Smith does a superb job of dovetailing nutrition with the physiology in a practical and accessible manner
The nutritional aspects of cardiovascular health overviewed in the book are fundamental, and, again, Smith does a superb job of dovetailing nutrition with the physiology in a practical and accessible manner. He addresses many of the nutritional considerations related to cardiovascular health – , and CoQ10, and vitamin C – with a predominant focus on magnesium. He also includes adequate commentary on , smoking, and hydration status as they relate to the cardiovascular system. He reminds the reader that this is a guidebook, not a textbook, while still providing a solid basis of understanding and practical knowledge.
Emphasis on the strong association between cardiovascular disease and stress

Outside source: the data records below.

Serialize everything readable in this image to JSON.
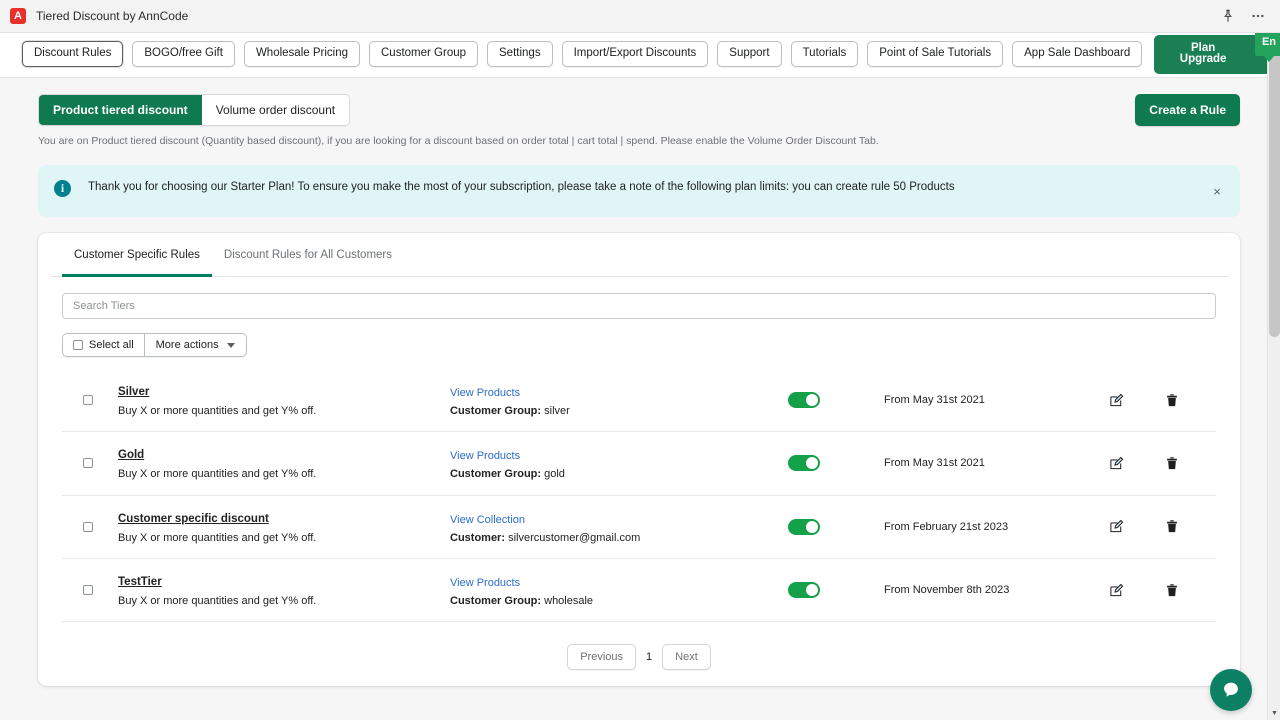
{
  "window": {
    "title": "Tiered Discount by AnnCode",
    "app_icon": "A",
    "pin_icon": "pin-icon",
    "more_icon": "more-horizontal-icon"
  },
  "navbar": {
    "items": [
      {
        "label": "Discount Rules",
        "active": true
      },
      {
        "label": "BOGO/free Gift",
        "active": false
      },
      {
        "label": "Wholesale Pricing",
        "active": false
      },
      {
        "label": "Customer Group",
        "active": false
      },
      {
        "label": "Settings",
        "active": false
      },
      {
        "label": "Import/Export Discounts",
        "active": false
      },
      {
        "label": "Support",
        "active": false
      },
      {
        "label": "Tutorials",
        "active": false
      },
      {
        "label": "Point of Sale Tutorials",
        "active": false
      },
      {
        "label": "App Sale Dashboard",
        "active": false
      }
    ],
    "plan_upgrade": "Plan Upgrade",
    "plan_badge": "En"
  },
  "subtabs": {
    "product_tiered": "Product tiered discount",
    "volume_order": "Volume order discount",
    "create_rule": "Create a Rule",
    "helper": "You are on Product tiered discount (Quantity based discount), if you are looking for a discount based on order total | cart total | spend. Please enable the Volume Order Discount Tab."
  },
  "banner": {
    "icon": "info-icon",
    "glyph": "i",
    "text": "Thank you for choosing our Starter Plan! To ensure you make the most of your subscription, please take a note of the following plan limits: you can create rule 50 Products",
    "close": "×",
    "bg_color": "#e0f5f5",
    "icon_color": "#00808f"
  },
  "card": {
    "tabs": [
      {
        "label": "Customer Specific Rules",
        "active": true
      },
      {
        "label": "Discount Rules for All Customers",
        "active": false
      }
    ],
    "search": {
      "value": "",
      "placeholder": "Search Tiers"
    },
    "select_all": "Select all",
    "more_actions": "More actions",
    "rows": [
      {
        "name": "Silver",
        "description": "Buy X or more quantities and get Y% off.",
        "link": "View Products",
        "meta_label": "Customer Group:",
        "meta_value": "silver",
        "enabled": true,
        "date": "From May 31st 2021"
      },
      {
        "name": "Gold",
        "description": "Buy X or more quantities and get Y% off.",
        "link": "View Products",
        "meta_label": "Customer Group:",
        "meta_value": "gold",
        "enabled": true,
        "date": "From May 31st 2021"
      },
      {
        "name": "Customer specific discount",
        "description": "Buy X or more quantities and get Y% off.",
        "link": "View Collection",
        "meta_label": "Customer:",
        "meta_value": "silvercustomer@gmail.com",
        "enabled": true,
        "date": "From February 21st 2023"
      },
      {
        "name": "TestTier",
        "description": "Buy X or more quantities and get Y% off.",
        "link": "View Products",
        "meta_label": "Customer Group:",
        "meta_value": "wholesale",
        "enabled": true,
        "date": "From November 8th 2023"
      }
    ],
    "pagination": {
      "previous": "Previous",
      "page": "1",
      "next": "Next"
    }
  },
  "chat": {
    "icon": "chat-bubble-icon",
    "color": "#0b8062"
  },
  "colors": {
    "brand_green": "#0f7a4f",
    "toggle_green": "#15a04a",
    "link_blue": "#2c6ecb",
    "badge_green": "#23a35b"
  }
}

The most inspiring aspect of Smith’s book may be his emphasis on the strong association between cardiovascular disease and stress. Clearly passionate about facilitating awareness in this area, he specifically references many studies that correlate increases in mental/emotional stress with increases in heart disease. The discussion is both powerful and brief. Smith doesn’t overlabor his points; rather, he supplies the information and, for the most part, allows the reader to decide if it’s worthy of an emotional response.

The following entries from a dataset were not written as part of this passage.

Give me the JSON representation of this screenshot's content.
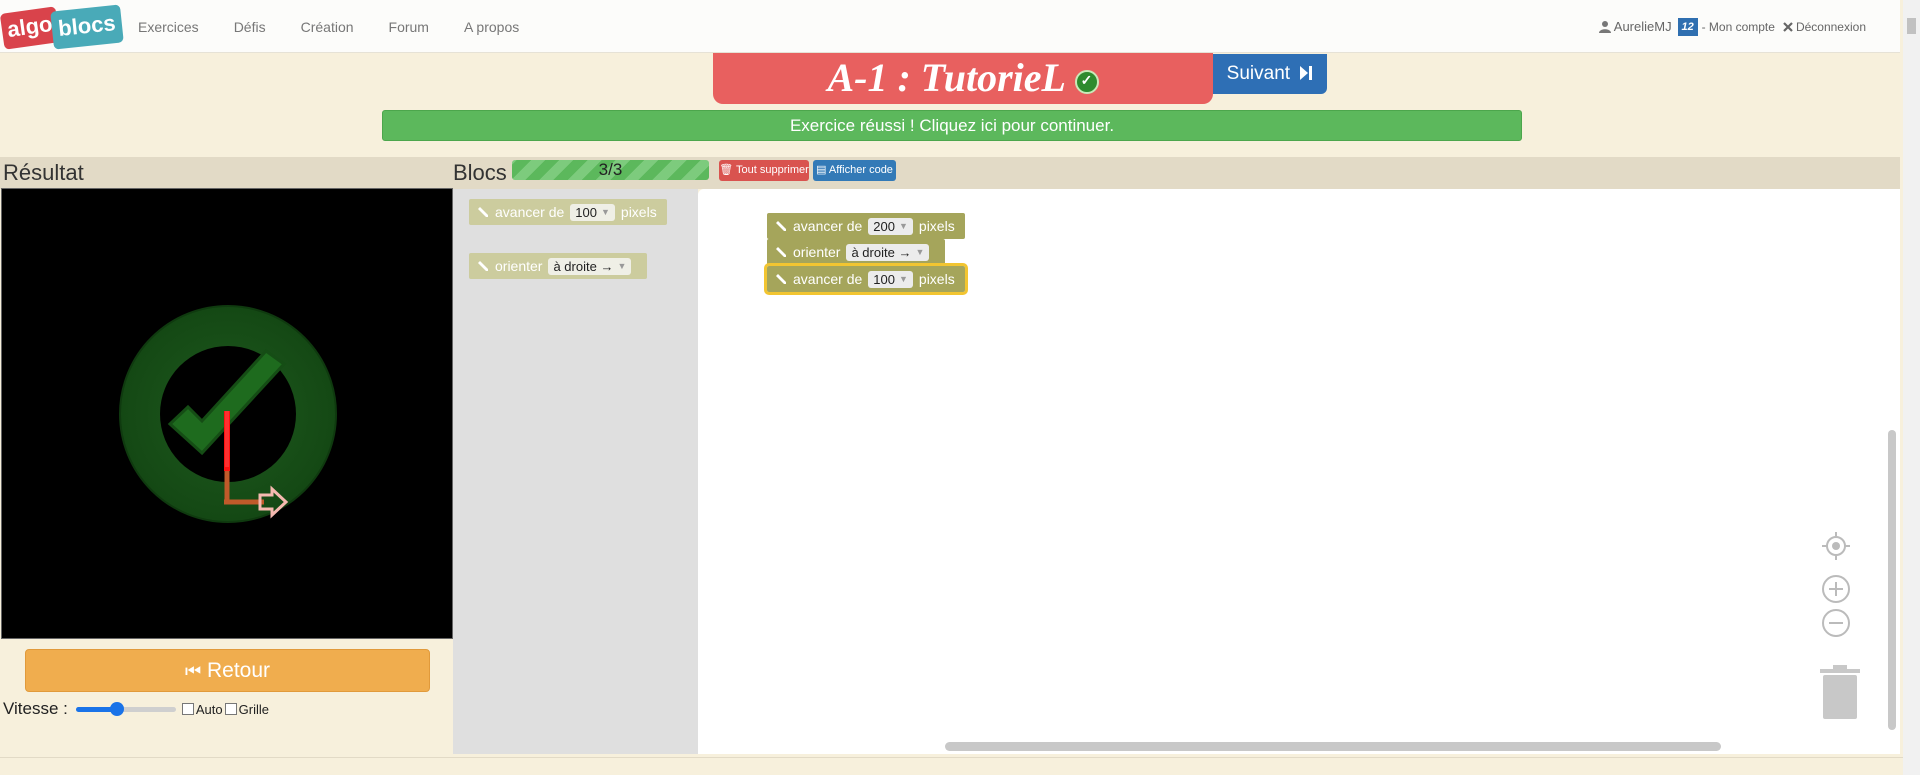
{
  "nav": {
    "logo_left": "algo",
    "logo_right": "blocs",
    "links": [
      "Exercices",
      "Défis",
      "Création",
      "Forum",
      "A propos"
    ],
    "username": "AurelieMJ",
    "badge": "12",
    "account": "- Mon compte",
    "logout": "Déconnexion"
  },
  "header": {
    "title": "A-1 : TutorieL",
    "next_label": "Suivant",
    "success_message": "Exercice réussi ! Cliquez ici pour continuer."
  },
  "result": {
    "heading": "Résultat",
    "back_label": "Retour",
    "speed_label": "Vitesse :",
    "speed_value": 0.4,
    "auto_label": "Auto",
    "grid_label": "Grille"
  },
  "blocs": {
    "heading": "Blocs",
    "progress": "3/3",
    "delete_all": "Tout supprimer",
    "show_code": "Afficher code"
  },
  "toolbox": [
    {
      "prefix": "avancer de",
      "field": "100",
      "suffix": "pixels"
    },
    {
      "prefix": "orienter",
      "field": "à droite →",
      "suffix": ""
    }
  ],
  "workspace": [
    {
      "prefix": "avancer de",
      "field": "200",
      "suffix": "pixels"
    },
    {
      "prefix": "orienter",
      "field": "à droite →",
      "suffix": ""
    },
    {
      "prefix": "avancer de",
      "field": "100",
      "suffix": "pixels"
    }
  ],
  "colors": {
    "block": "#a5a55b",
    "title_bg": "#e8605f",
    "success": "#5cb85c",
    "retour": "#f0ad4e"
  }
}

I would recommend this book as a powerful tool for educating the public
In short, I would recommend this book as a powerful tool for educating the public. It is certainly meant for a lay audience, though an audience with at least a basic knowledge of physiology and nutrition as well as a yearning for self-study. This book is not written for an uneducated population. For a naturopathic physician, this book literally outlines exactly what is needed for patients to know about their heart health, and could be used as an invaluable resource for the more educated patient.

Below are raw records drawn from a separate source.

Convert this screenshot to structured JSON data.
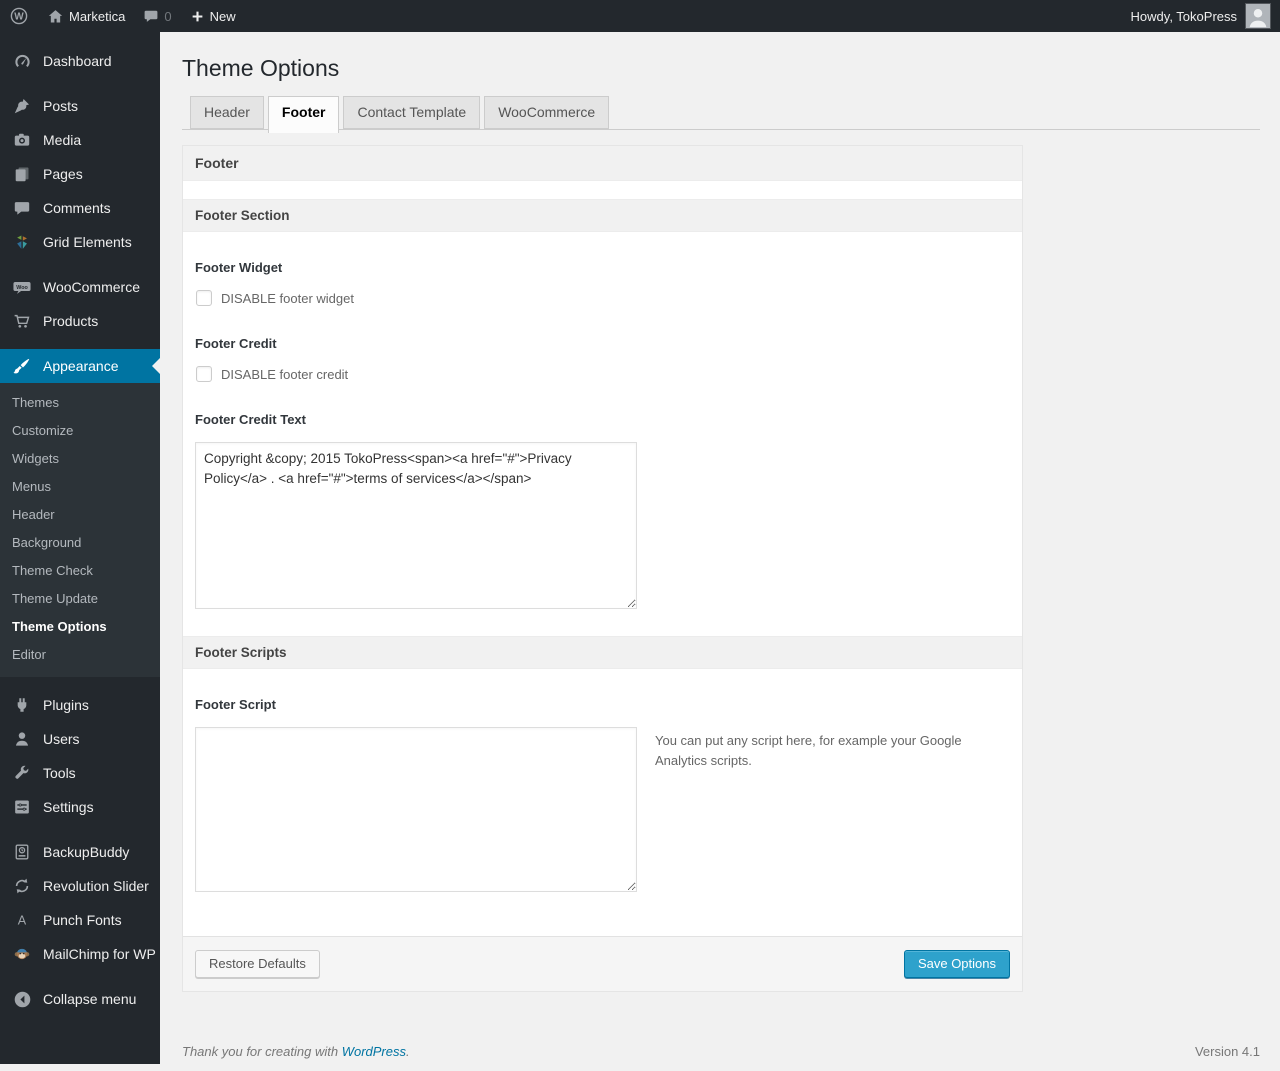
{
  "admin_bar": {
    "site_name": "Marketica",
    "comments_count": "0",
    "new_label": "New",
    "howdy": "Howdy, TokoPress"
  },
  "sidebar": {
    "items": [
      {
        "label": "Dashboard",
        "icon": "dashboard-icon"
      },
      {
        "label": "Posts",
        "icon": "pushpin-icon",
        "sep_before": true
      },
      {
        "label": "Media",
        "icon": "camera-icon"
      },
      {
        "label": "Pages",
        "icon": "pages-icon"
      },
      {
        "label": "Comments",
        "icon": "comment-bubble-icon"
      },
      {
        "label": "Grid Elements",
        "icon": "grid-elements-icon"
      },
      {
        "label": "WooCommerce",
        "icon": "woocommerce-icon",
        "sep_before": true
      },
      {
        "label": "Products",
        "icon": "cart-icon"
      },
      {
        "label": "Appearance",
        "icon": "paintbrush-icon",
        "sep_before": true,
        "active": true,
        "submenu": [
          "Themes",
          "Customize",
          "Widgets",
          "Menus",
          "Header",
          "Background",
          "Theme Check",
          "Theme Update",
          "Theme Options",
          "Editor"
        ],
        "current_submenu": "Theme Options"
      },
      {
        "label": "Plugins",
        "icon": "plug-icon",
        "sep_before": true
      },
      {
        "label": "Users",
        "icon": "user-icon"
      },
      {
        "label": "Tools",
        "icon": "wrench-icon"
      },
      {
        "label": "Settings",
        "icon": "sliders-icon"
      },
      {
        "label": "BackupBuddy",
        "icon": "backup-drive-icon",
        "sep_before": true
      },
      {
        "label": "Revolution Slider",
        "icon": "refresh-arrows-icon"
      },
      {
        "label": "Punch Fonts",
        "icon": "letter-a-icon"
      },
      {
        "label": "MailChimp for WP",
        "icon": "monkey-icon"
      },
      {
        "label": "Collapse menu",
        "icon": "collapse-arrow-icon",
        "sep_before": true
      }
    ]
  },
  "page": {
    "title": "Theme Options",
    "tabs": [
      {
        "label": "Header"
      },
      {
        "label": "Footer",
        "active": true
      },
      {
        "label": "Contact Template"
      },
      {
        "label": "WooCommerce"
      }
    ]
  },
  "panel": {
    "title": "Footer",
    "footer_section_title": "Footer Section",
    "footer_widget_label": "Footer Widget",
    "footer_widget_checkbox": "DISABLE footer widget",
    "footer_widget_checked": false,
    "footer_credit_label": "Footer Credit",
    "footer_credit_checkbox": "DISABLE footer credit",
    "footer_credit_checked": false,
    "footer_credit_text_label": "Footer Credit Text",
    "footer_credit_text_value": "Copyright &copy; 2015 TokoPress<span><a href=\"#\">Privacy Policy</a> . <a href=\"#\">terms of services</a></span>",
    "footer_scripts_title": "Footer Scripts",
    "footer_script_label": "Footer Script",
    "footer_script_value": "",
    "footer_script_help": "You can put any script here, for example your Google Analytics scripts.",
    "restore_button": "Restore Defaults",
    "save_button": "Save Options"
  },
  "footer": {
    "thanks": "Thank you for creating with",
    "wordpress": "WordPress",
    "suffix": ".",
    "version": "Version 4.1"
  },
  "colors": {
    "menu_highlight": "#0074a2",
    "primary_button": "#2ea2cc",
    "admin_bar_bg": "#23282d",
    "page_bg": "#f1f1f1"
  }
}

Just the Facts
- Title: Statin Nation
- Author: Justin Smith
- Publisher: Chelsea Green Publishing
- Available from: All major book sellers
- Pages: 158
- Style: Trade Paperback
- Copyright: 2017
- MSRP: $19.95
Node Smith, ND, is a naturopathic physician in Portland, OR and associate editor for NDNR. He has been instrumental in maintaining a firm connection to the philosophy and heritage of naturopathic medicine among the next generation of docs. He helped found the first multi-generational experiential retreat, which brings elders, alumni, and students together for a weekend camp-out where naturopathic medicine and medical philosophy are experienced in nature. Four years ago he helped found the non-profit, Association for Naturopathic ReVitalization (ANR), for which he serves as the board chairman. ANR has a mission to inspire health practitioners to embody the naturopathic principles through experiential education. Node also has a firm belief that the next era of naturopathic medicine will see a resurgence of in-patient facilities which use fasting, earthing, hydrotherapy and homeopathy to bring people back from chronic diseases of modern living; he is involved in numerous conversations and projects to bring about this vision.